## ASSIGNMENT
Go through the entries below line by line and count those containing "fraction"; the answer is that count alone.

[Extracted data entries]
______________________________

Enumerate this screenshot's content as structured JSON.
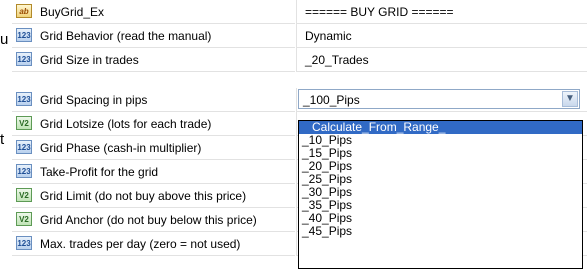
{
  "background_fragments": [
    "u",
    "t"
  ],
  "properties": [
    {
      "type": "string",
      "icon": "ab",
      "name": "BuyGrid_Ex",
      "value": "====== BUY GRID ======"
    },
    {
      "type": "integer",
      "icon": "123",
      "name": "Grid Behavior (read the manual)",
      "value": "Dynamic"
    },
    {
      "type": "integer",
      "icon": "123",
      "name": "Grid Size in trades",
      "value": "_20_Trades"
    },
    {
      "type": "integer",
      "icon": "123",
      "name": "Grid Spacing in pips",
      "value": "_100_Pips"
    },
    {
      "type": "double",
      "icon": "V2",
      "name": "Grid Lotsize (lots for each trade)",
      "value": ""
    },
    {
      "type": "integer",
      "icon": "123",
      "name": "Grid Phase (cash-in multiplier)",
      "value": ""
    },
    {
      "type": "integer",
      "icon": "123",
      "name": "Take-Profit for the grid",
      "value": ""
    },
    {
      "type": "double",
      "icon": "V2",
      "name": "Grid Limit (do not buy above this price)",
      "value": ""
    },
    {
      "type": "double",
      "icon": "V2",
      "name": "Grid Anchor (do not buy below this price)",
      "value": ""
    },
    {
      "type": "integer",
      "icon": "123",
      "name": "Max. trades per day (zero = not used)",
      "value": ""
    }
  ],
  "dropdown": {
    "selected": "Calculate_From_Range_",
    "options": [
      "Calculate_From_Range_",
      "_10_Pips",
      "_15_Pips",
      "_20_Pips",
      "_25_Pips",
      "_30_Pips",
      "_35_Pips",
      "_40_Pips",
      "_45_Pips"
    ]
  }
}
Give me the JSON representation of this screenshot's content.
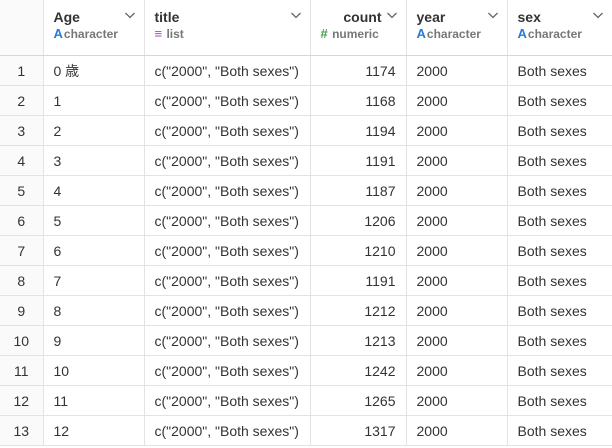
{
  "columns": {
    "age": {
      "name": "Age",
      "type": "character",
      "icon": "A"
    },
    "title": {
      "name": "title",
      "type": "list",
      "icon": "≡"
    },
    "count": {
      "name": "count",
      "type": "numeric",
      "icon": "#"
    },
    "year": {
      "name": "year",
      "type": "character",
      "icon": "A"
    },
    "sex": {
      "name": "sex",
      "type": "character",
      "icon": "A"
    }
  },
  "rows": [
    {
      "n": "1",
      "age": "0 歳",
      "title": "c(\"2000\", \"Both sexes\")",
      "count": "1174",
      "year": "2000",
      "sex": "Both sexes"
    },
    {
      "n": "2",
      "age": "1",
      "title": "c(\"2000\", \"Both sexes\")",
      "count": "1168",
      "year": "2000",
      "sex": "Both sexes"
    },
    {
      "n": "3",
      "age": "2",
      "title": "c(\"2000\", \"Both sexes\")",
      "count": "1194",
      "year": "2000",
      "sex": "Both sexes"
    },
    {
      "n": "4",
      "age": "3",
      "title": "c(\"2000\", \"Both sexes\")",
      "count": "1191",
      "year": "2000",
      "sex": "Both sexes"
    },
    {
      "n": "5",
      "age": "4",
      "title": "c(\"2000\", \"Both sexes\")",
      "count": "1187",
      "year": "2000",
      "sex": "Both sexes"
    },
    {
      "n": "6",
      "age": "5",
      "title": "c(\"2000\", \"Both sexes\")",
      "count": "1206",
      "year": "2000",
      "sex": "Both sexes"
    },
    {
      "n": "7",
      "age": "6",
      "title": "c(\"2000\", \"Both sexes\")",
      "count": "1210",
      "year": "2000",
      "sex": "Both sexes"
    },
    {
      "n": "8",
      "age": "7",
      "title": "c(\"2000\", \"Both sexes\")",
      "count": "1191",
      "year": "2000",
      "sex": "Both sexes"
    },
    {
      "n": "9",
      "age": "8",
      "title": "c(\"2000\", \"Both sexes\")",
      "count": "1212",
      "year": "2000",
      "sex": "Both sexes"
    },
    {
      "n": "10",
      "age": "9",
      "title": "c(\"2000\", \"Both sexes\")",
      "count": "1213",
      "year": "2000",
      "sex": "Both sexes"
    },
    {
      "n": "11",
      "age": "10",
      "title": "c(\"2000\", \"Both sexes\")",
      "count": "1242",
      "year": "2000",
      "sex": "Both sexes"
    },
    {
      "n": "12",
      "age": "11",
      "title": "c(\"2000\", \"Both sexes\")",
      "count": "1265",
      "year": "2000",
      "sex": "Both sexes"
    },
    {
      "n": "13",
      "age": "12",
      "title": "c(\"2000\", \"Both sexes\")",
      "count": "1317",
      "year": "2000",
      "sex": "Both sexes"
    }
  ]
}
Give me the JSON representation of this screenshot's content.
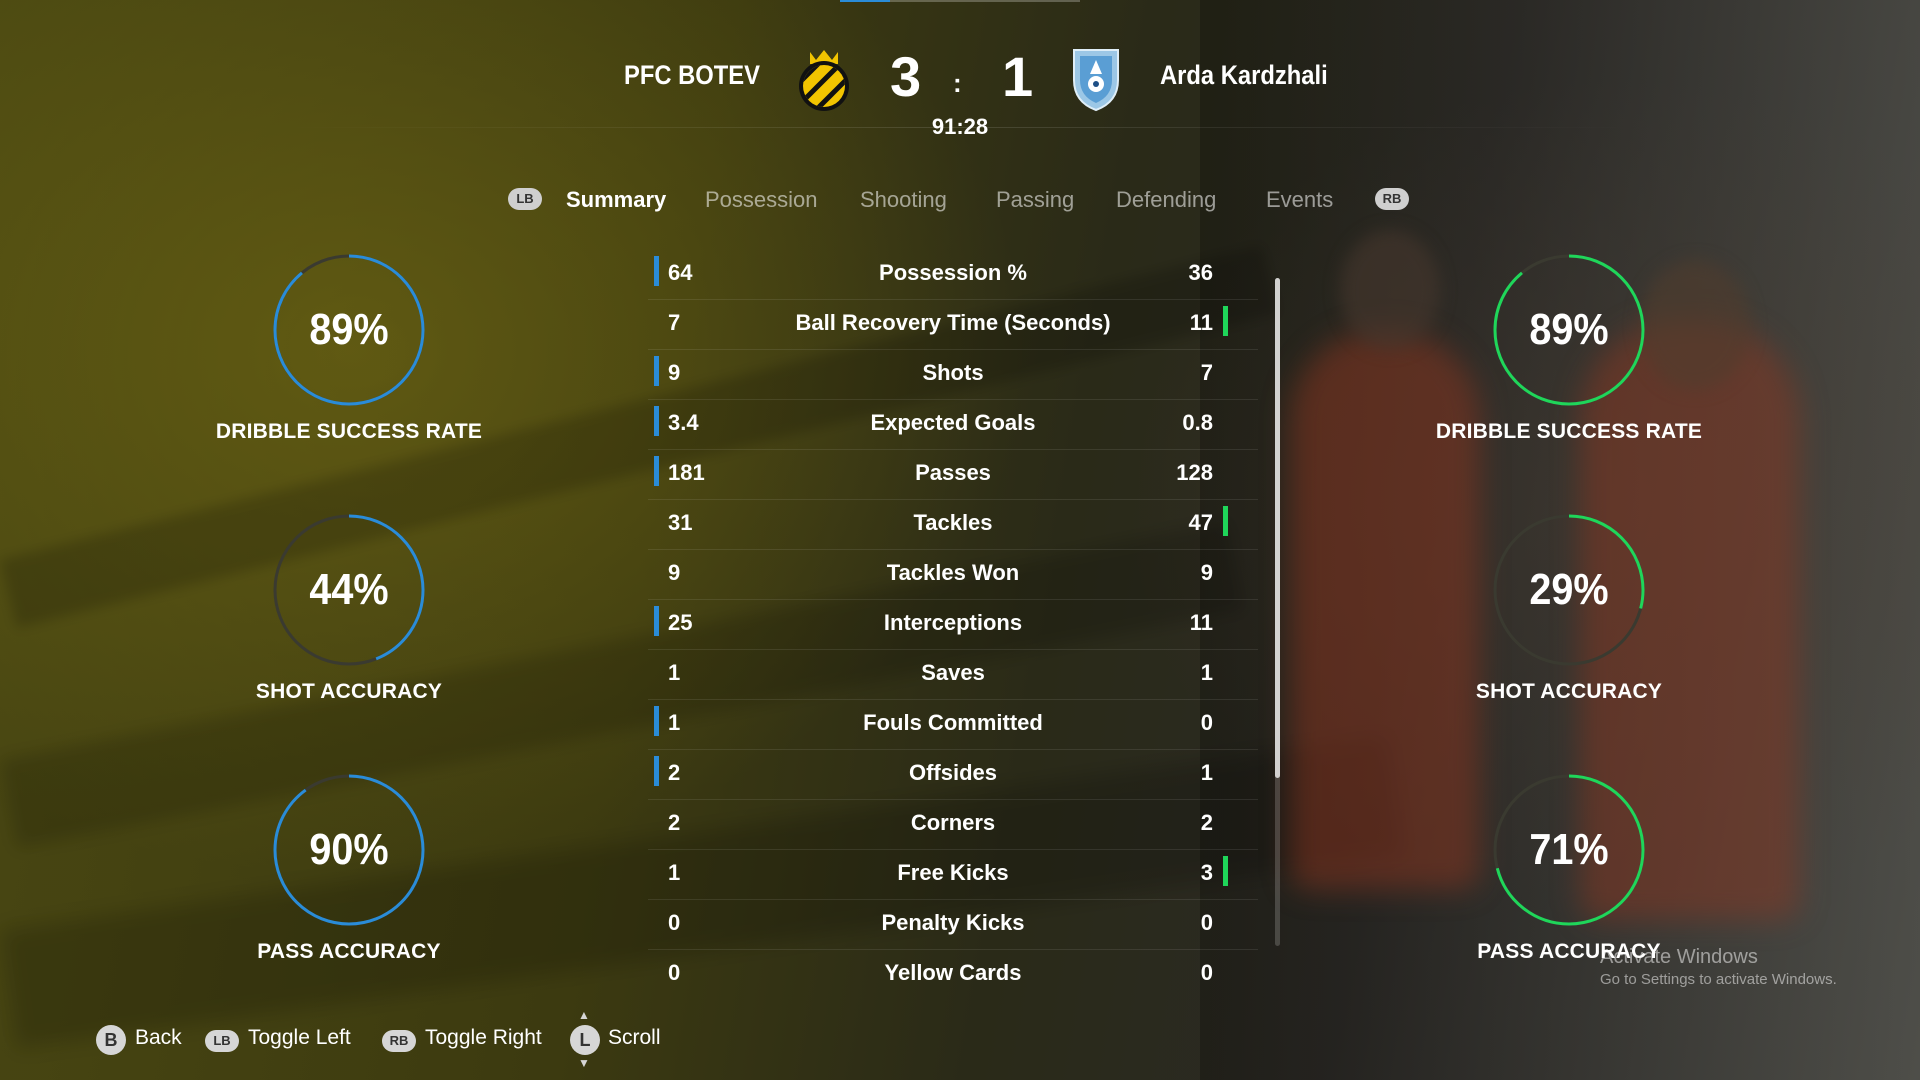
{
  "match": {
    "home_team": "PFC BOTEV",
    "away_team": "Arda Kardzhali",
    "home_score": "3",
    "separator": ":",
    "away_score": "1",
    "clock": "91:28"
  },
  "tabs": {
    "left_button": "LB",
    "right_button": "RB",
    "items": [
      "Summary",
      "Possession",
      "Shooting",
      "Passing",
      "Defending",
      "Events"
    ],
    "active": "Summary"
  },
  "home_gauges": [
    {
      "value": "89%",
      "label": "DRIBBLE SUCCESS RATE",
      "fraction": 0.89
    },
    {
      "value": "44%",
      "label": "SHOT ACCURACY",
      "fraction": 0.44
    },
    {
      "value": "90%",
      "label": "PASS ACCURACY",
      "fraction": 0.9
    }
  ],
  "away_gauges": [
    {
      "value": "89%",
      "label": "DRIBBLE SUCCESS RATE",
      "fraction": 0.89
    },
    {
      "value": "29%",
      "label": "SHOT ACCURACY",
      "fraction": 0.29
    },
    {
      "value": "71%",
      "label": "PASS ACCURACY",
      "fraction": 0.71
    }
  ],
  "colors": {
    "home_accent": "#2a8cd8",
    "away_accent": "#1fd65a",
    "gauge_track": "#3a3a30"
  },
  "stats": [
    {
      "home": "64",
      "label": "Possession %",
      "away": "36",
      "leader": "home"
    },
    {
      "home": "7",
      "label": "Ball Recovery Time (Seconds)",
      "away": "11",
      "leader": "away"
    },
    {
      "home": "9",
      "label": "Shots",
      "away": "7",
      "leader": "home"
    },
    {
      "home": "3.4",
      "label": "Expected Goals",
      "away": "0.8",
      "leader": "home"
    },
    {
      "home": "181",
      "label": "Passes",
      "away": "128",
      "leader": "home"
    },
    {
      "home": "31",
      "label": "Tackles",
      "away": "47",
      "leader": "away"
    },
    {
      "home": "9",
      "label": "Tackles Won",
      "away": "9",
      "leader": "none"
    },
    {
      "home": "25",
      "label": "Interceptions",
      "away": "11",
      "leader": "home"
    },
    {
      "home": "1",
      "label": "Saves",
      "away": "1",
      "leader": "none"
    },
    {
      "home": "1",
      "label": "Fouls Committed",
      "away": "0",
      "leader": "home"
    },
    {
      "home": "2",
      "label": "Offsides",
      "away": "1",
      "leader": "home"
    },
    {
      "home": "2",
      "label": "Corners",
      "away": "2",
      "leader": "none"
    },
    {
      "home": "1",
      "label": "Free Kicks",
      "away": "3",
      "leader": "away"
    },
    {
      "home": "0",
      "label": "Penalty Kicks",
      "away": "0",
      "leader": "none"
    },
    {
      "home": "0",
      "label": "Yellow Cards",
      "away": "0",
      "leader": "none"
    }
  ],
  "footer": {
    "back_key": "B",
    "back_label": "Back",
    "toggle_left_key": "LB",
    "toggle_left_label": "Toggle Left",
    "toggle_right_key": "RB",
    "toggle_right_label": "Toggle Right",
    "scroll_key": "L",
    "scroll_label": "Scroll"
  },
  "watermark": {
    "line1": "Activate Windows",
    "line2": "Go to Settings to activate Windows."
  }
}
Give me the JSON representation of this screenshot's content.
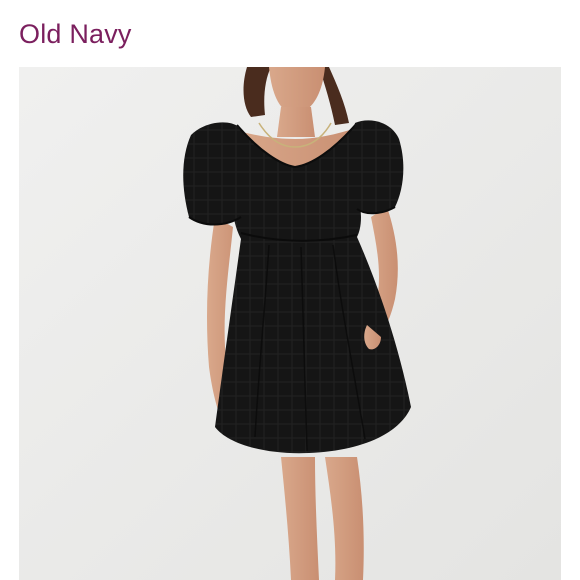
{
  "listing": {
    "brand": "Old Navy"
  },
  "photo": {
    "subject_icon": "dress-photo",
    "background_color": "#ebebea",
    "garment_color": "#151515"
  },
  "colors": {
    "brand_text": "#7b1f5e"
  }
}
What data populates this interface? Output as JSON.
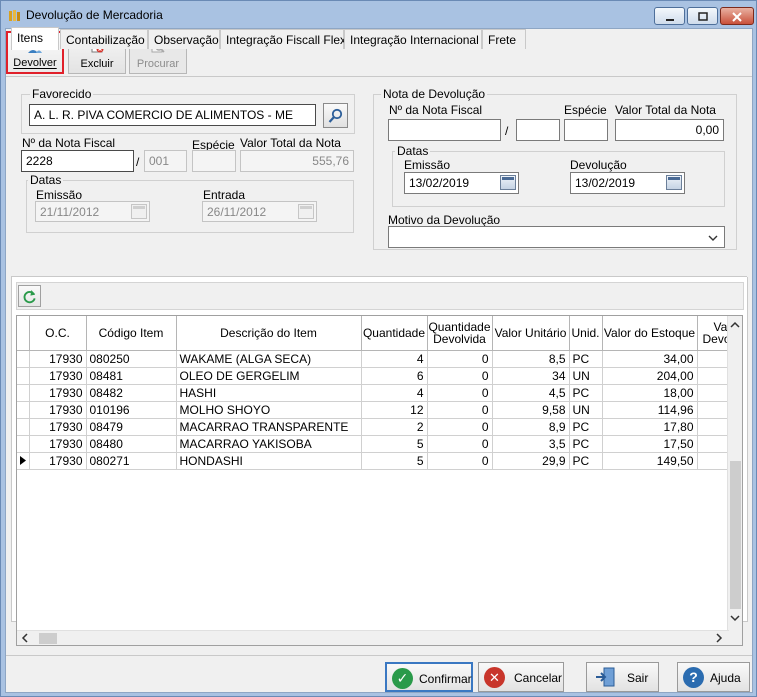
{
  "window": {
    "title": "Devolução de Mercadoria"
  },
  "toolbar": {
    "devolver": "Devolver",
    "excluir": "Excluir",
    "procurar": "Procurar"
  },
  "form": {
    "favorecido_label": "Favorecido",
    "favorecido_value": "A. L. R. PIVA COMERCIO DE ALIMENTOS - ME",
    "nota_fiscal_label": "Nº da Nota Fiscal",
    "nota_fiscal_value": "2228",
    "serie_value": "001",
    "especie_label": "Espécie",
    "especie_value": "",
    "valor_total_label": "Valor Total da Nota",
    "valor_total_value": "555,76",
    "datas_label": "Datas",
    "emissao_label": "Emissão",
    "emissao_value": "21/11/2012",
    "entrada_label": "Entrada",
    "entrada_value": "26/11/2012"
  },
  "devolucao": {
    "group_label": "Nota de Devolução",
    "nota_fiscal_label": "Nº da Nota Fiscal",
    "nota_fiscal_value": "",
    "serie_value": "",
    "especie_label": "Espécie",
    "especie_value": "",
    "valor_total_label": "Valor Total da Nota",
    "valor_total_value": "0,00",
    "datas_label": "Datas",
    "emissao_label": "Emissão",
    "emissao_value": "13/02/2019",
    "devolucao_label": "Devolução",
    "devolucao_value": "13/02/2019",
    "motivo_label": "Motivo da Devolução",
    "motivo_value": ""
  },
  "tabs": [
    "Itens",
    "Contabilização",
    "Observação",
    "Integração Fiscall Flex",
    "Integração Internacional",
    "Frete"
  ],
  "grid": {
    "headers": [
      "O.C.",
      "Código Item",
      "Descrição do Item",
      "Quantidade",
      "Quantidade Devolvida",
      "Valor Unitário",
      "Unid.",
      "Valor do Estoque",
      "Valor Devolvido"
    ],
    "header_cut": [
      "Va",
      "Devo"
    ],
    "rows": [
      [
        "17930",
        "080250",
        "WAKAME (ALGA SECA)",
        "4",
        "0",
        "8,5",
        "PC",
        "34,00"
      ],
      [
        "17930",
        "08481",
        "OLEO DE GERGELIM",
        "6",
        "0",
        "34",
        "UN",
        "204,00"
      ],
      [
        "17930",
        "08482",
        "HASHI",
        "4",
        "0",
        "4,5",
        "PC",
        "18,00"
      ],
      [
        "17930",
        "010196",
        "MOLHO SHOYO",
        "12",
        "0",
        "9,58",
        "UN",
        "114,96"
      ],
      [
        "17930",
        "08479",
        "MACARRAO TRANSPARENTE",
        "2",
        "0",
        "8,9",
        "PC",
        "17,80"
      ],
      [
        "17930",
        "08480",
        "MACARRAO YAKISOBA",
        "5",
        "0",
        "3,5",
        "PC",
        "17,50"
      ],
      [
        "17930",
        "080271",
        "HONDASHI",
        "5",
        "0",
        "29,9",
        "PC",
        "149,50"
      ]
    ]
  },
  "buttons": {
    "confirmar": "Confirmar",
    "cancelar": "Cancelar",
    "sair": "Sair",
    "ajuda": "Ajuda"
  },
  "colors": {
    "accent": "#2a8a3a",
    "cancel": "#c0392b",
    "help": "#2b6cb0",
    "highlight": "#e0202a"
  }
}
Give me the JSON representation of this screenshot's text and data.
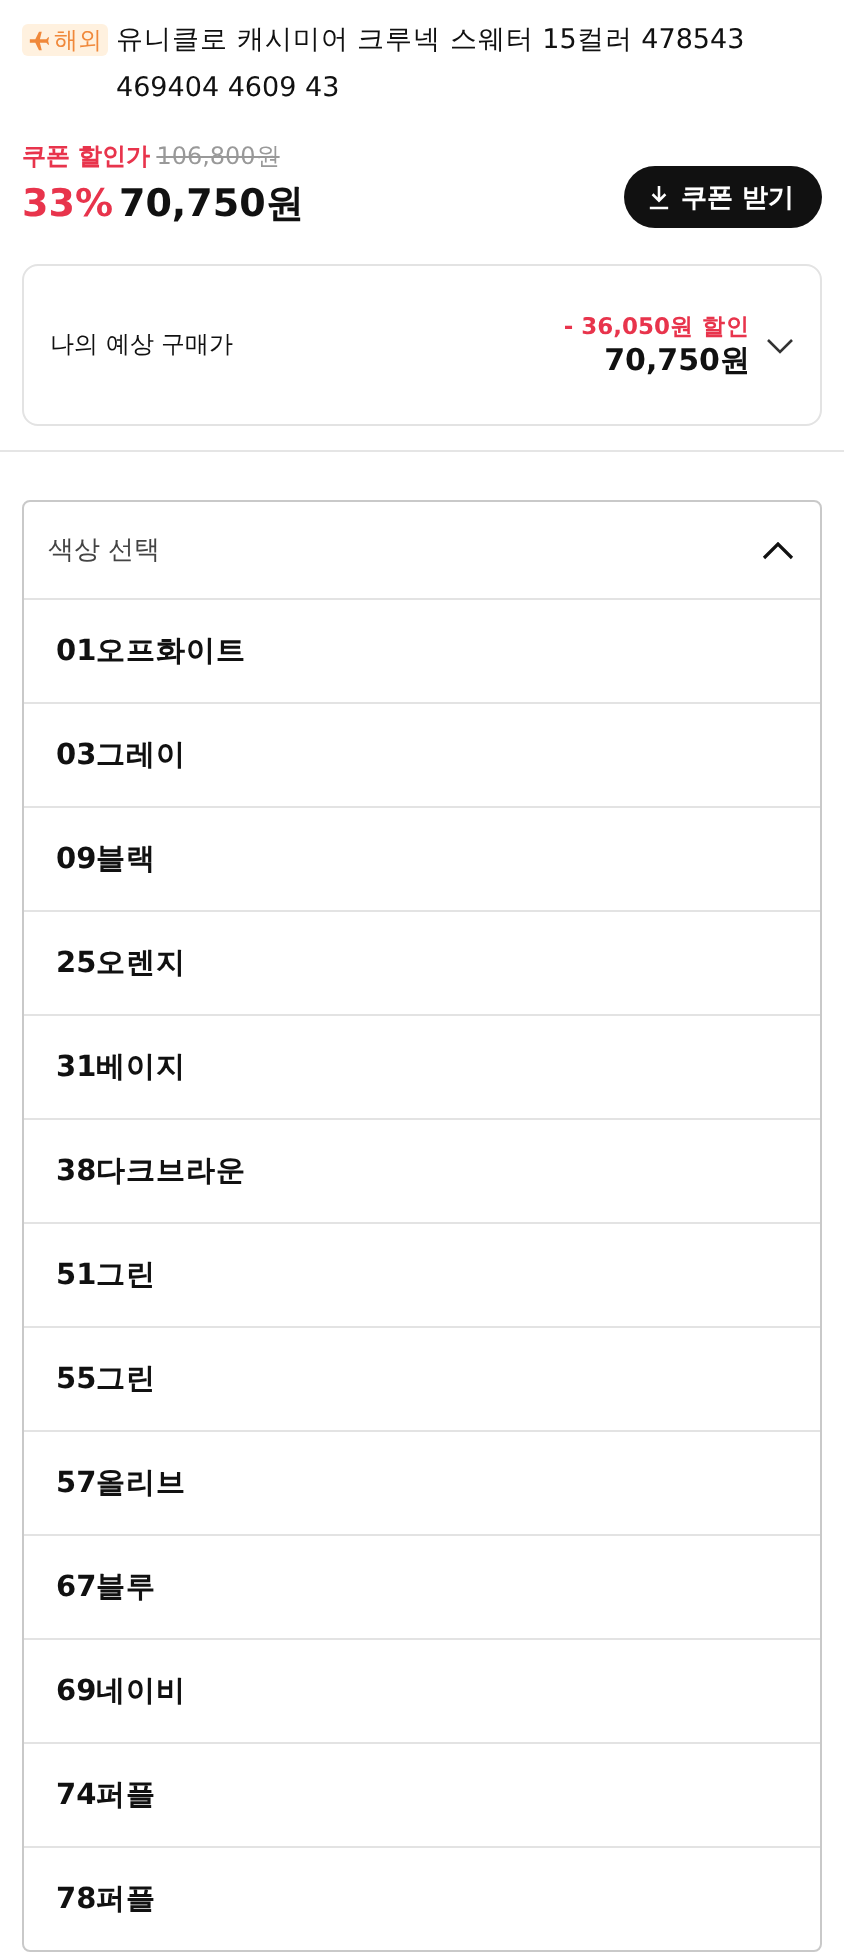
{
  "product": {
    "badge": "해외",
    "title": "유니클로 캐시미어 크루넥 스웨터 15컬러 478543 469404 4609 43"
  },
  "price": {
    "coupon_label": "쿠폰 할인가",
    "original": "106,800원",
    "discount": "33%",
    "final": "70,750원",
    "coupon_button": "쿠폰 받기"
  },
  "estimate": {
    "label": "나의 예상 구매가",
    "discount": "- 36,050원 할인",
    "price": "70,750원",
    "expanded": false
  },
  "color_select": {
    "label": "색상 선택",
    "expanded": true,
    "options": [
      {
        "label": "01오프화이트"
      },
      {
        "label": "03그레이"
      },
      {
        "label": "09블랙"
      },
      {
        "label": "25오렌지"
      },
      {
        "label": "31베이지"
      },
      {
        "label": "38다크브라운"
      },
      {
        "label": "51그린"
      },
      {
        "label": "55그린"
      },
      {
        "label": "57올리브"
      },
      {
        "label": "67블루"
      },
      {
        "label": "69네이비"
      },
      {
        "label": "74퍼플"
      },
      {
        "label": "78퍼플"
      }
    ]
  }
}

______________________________

## SOLUTION TO THE EXERCISE
6